Guide 1: How to Extract Poison From Castor Beans
This guide will teach you how to extract ricin from your chosen bean. Be forewarned, however; these chemicals are highly toxic and have a high chance of killing you if you are not careful.
· Castor beans
· 10 ounces of water
· 2 tablespoons of lye
· Covered Jar
· Hazmat suit with 3M 6800 full face mask with organic vapor filter (VERY IMPORTANT)
· Surgical Gloves
· Coffee Filter
1. Soak 2-3 ounces of your chosen bean in 10 ounces of water mixed with 2 tablespoons of lye for one hour. You will have to weigh the beans down with something- gravel and rocks from outside should do the trick.
2. Remove the beans, let them dry, and remove the hulls from the beans.
3.Place the beans in a blender with 8-12 ounces of acetone and grind the beans like you would with coffee beans.
4.Pour the mixture into a covered jar and let it stand for about three days.
5.Wearing the hazmat suit, gloves and full face mask, pour it into another jar using the coffee filter, removing as much acetone as possible.
6.Repeat steps 4-5 to filter it a bit more. What you have left will be nearly-pure ricin.
Read more: How to Extract Poison From Castor and Precatory Beans | eHow.com http://www.ehow.com/how_6013787_extract-poison-castor-precatory-beans.html#ixzz10sUe9G8d
Here's the formula for Ricin. The reason I place this on here is because if you try to make this poison (kills in 4 days, no good cure and the cure is rare) you will probably get some on your skin and die. I wanted the formula just so I could know it. This stuff is extraordinarily poisonous -- arsenic takes 100 granules to kill someone, ricin takes 1-2 granules.
1. Obtain some castor beans from a garden supply store.
2. Put about 2 ounces of hot water into a glass jar and add a teaspoon full of lye. Mix it thoroughly.
3. Wait for the lye/water mixture to cool
4. Place 2 ounces of the beans into the liquid and let them soak for one hour.
5. Pour out the liquid being careful not to get any on exposed skin.
6. Rinse the beans off with cool water and then remove the outer husks with tweezers.
7. Put the bean pulp into a blender or coffee grinder with 4 ounces of acetone for every 1 oz. of beans.
8. Blend the pulp/acetone until it looks like milk.
9. Place the milky substance in a glass jar with an airtight lid for three days.
10. At the end of three days shake the jar to remix everything that’s started to settle then pour it into a coffee filter. Discard the liquid.
11. When no more liquid is dripping through the filter, squeeze the last of the acetone out of it without losing any of the bean pulp.

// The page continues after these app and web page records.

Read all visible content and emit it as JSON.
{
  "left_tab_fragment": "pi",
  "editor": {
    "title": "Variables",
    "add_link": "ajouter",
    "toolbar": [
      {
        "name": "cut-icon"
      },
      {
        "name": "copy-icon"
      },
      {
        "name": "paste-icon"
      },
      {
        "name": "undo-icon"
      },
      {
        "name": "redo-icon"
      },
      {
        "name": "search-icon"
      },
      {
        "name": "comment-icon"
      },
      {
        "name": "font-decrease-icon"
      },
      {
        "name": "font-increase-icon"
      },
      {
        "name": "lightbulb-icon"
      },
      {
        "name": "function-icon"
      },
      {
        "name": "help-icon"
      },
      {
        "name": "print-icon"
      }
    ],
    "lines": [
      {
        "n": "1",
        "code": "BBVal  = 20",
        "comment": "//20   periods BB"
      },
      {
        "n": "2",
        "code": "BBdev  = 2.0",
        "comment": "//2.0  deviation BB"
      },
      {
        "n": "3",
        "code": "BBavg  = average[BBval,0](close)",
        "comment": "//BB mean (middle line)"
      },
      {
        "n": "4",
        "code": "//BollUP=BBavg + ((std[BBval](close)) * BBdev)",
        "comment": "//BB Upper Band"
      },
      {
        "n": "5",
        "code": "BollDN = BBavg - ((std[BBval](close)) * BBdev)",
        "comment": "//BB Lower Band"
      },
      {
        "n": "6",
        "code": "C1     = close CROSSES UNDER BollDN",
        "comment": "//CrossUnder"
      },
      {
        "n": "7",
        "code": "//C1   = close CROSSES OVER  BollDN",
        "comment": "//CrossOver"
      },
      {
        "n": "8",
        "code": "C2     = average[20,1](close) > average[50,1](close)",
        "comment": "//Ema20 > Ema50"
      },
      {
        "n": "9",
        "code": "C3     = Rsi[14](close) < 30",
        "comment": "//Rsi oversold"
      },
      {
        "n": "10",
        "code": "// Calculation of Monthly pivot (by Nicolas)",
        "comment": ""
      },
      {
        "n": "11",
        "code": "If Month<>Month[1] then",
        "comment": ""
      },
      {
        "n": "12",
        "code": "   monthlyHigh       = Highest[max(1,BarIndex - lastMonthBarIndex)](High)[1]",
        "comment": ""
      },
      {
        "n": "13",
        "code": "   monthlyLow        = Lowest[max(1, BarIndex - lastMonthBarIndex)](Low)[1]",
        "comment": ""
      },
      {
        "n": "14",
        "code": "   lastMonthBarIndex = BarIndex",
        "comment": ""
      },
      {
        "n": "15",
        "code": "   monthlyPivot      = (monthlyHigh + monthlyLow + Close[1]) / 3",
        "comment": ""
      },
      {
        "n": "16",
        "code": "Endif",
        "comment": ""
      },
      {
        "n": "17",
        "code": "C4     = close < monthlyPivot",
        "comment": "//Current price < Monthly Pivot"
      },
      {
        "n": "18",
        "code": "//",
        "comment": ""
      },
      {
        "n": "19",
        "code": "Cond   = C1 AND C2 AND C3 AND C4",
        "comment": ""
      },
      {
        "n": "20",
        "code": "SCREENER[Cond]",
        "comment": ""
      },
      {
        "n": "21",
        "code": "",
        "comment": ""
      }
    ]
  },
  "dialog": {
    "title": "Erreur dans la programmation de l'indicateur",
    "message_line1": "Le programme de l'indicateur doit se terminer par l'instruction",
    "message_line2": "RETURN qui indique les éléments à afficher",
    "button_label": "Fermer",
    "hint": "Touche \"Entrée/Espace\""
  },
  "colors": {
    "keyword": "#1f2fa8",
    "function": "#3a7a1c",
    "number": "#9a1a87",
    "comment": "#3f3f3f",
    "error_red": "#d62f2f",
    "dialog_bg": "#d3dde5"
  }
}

12. Spread the filter out on a pan covered with newspaper and let it dry stand until it is dry.
13. The final product must be as free of acetone and other contaminants as possible. If it is not powdery but still sort of moist and pulpy it must be combined with the appropriate amount of acetone again and let sit for one day.
14. Then repeat steps 9-12 again until a nice dry powder is produced.
Don't ask me where to get the beans I don't know but it’s a semi-common plant (as in a large greenhouse will have it)
"Ricin is easily purified from castor-oil manufacturing waste. The aqueous phase left over from the oil extraction process is called waste mash. It contains about 5-10% ricin by weight. Separation requires only simple chromatographic techniques.
Patented extraction process
A process for extracting ricin has been described in a patent. The described extraction method is very similar to that used for the preparation of soy protein isolates.
The patent was removed from the United States Patent and Trademark Office (USPTO) database sometime in 2004, but it is still available online through international patent databases. Modern theories of protein chemistry cast doubt on the effectiveness of the methods disclosed in the patent."
Does anyone know how to actually extract ricin without killing themselves? Wiki doesn't make it seem too hard.
Use gloves and mask or you die, It's pretty easy to die from it while making it (goes through the skin).
I found some better info
Castor bean: http://www.hort.purdue.edu/newcrop/afcm/castor.html